Which jobs are best suited to seasonal workers?
Seasonal employment can be helpful for roles that require minimal onboarding and training. Examples of such positions may include:
- Delivery drivers
- Customer service representatives
- Retail sales assistants
- Hospitality greeters, servers and bar staff
- Warehouse operatives
- Tour guides
- Event staff
- Marketing and administrative assistants
What are the benefits of seasonal jobs?
Because there’s no minimum or maximum number of hours required, seasonal employment may mutually benefit employees and employers. Here are some pros and cons from both perspectives.
Benefits for employees
- A seasonal job can serve as a stop-gap for individuals between jobs, helping them earn income until they find a more permanent employment solution.
- Seasonal employment can be a good fit for people seeking additional income from a second job outside regular business hours.
- For individuals looking for a career change, a seasonal job allows them to gain experience and uncover further career opportunities they may not have discovered otherwise.

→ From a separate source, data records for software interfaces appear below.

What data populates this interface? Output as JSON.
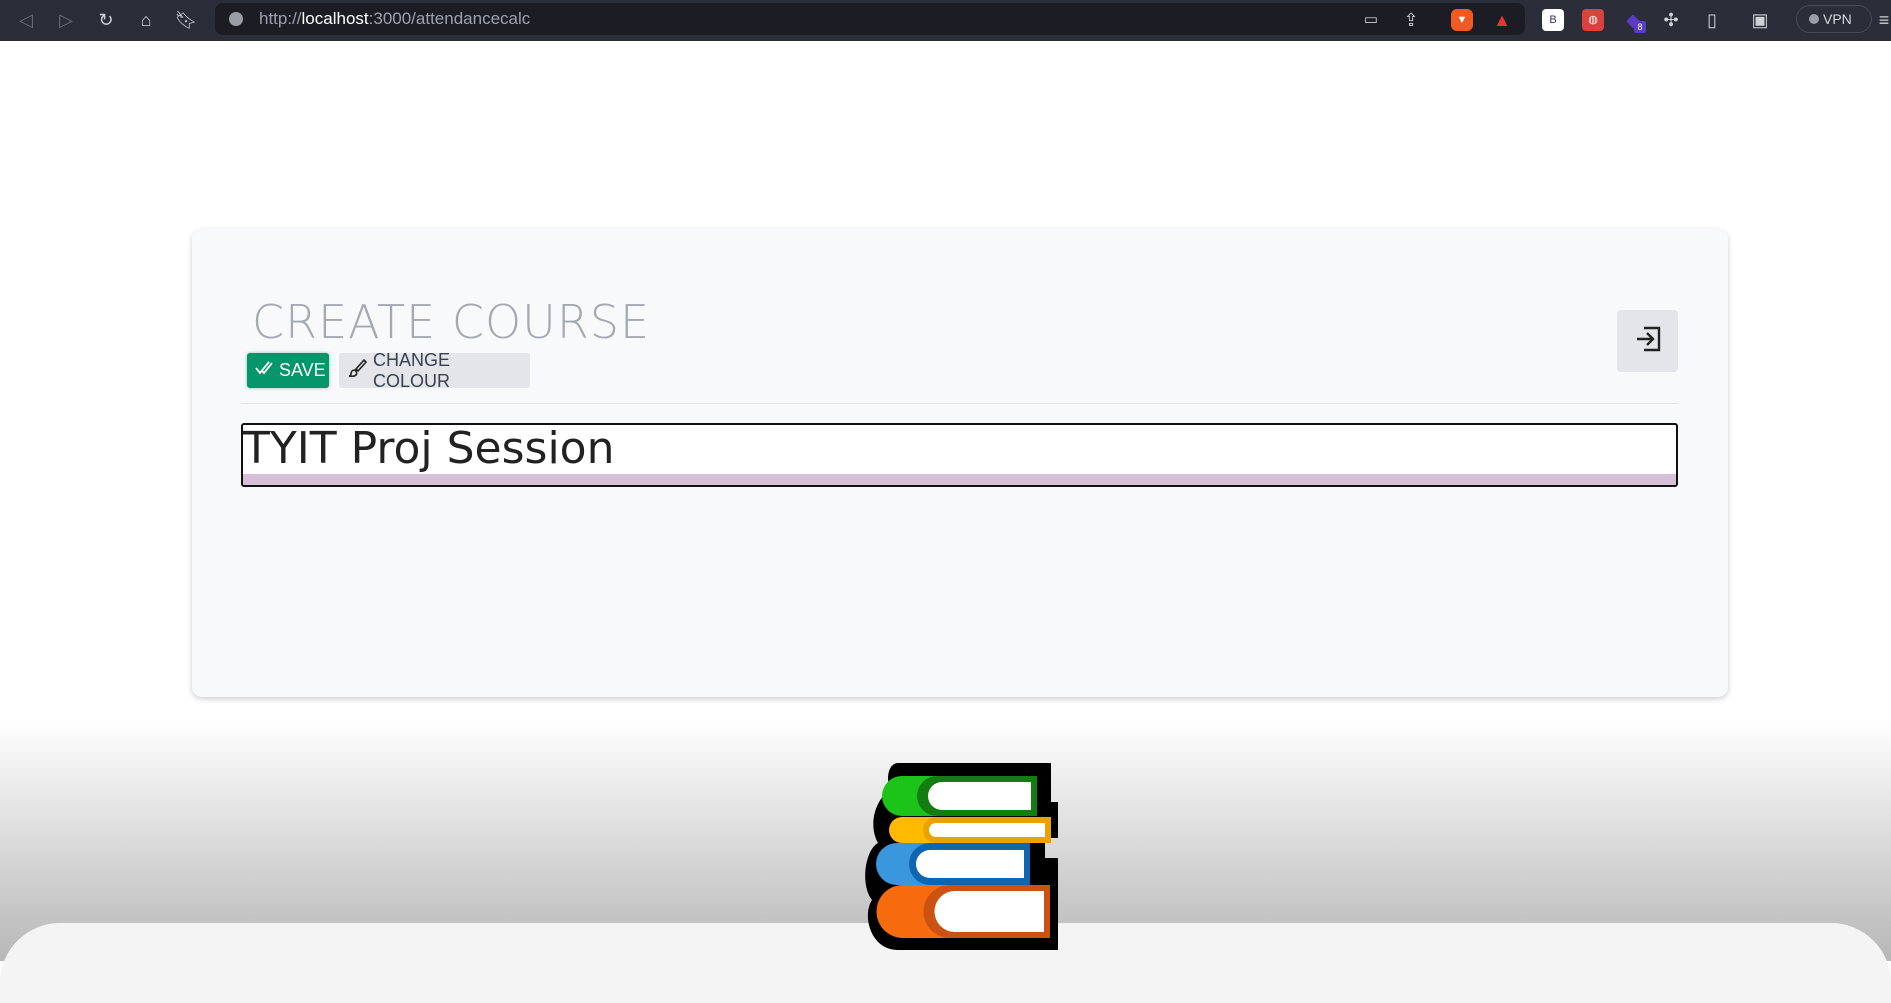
{
  "browser": {
    "url_prefix": "http://",
    "url_host": "localhost",
    "url_rest": ":3000/attendancecalc",
    "vpn_label": "VPN",
    "ext_badge": "8",
    "ext_b": "B"
  },
  "card": {
    "title": "CREATE COURSE",
    "save_label": "SAVE",
    "change_colour_label": "CHANGE COLOUR",
    "course_name_value": "TYIT Proj Session",
    "selected_colour": "#d8bfd8"
  }
}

- Seasonal jobs may help workers get their foot in the door and could potentially lead to a more permanent position if one becomes available.
Benefits for employers
- Employers can easily adjust the size of their workforce at certain times of the year to meet their needs.
- Hiring a seasonal employee rather than another full-time worker reduces employment costs when the busy season ends.
- Since seasonal workers are not classified as full-time employees, they may not be entitled to all employee benefits.
- There’s no obligation to continue to employ a seasonal worker whose job performance is inadequate.
- Seasonal workers may have flexible schedules, providing coverage when full-time employees take time off.
Laws and regulations for seasonal employment
For purposes of the Affordable Care Act (ACA), employees are seasonal if:
- They typically hold their position for six months or less – and –
- Their employment period begins at approximately the same time every year
Workers who meet these criteria are still subject to the same tax withholding rules as full-time employees, but they may not be entitled to all benefits, depending on the specific benefit eligibility requirements.
Learn more about the ACA and seasonal employment
Employers must pay seasonal workers at least the federal, state or local minimum wage, whichever is the highest.
Seasonal employees who are nonexempt from the Fair Labor Standards Act (FLSA) are generally entitled to overtime pay at no less than one and a half times their regular pay rate if they work more than 40 hours in a single workweek. State wage laws may have different requirements.
Employers with seasonal employees younger than 18 may have to comply with special federal, state and local laws. For example, under the FLSA and applicable regulations, employees younger than 16 generally may only work three hours or less on school days and up to 18 hours maximum during any school week. In addition, under federal law, businesses must not employ those younger than 18 in occupations declared hazardous by the Secretary of Labor.
Should businesses hire seasonal workers?
Seasonal employees may provide financial and practical advantages for an organization. To reap the maximum benefits, employers must take a fresh look at their business operations each hiring season. Here are a few tips to attract and retain the best seasonal candidates:
- Re-evaluate job descriptions
The specifications of any seasonal job will likely evolve, so regularly revisiting them may help ensure that qualified people apply.
- Provide adequate training
Basic training is ideal to ensure productivity and customer satisfaction.
- Hire for longevity
Employers can strategically strengthen their workforce by selecting candidates who plan to be available at the same time each year.
- Consider professional assistance
Outsourcing recruitment may be a helpful option for high-volume screening and hiring.
This article is intended to be used as a starting point in analyzing seasonal employment and is not a comprehensive resource of requirements. It offers practical information concerning the subject matter and is provided with the understanding that ADP is not rendering legal or tax advice or other professional services.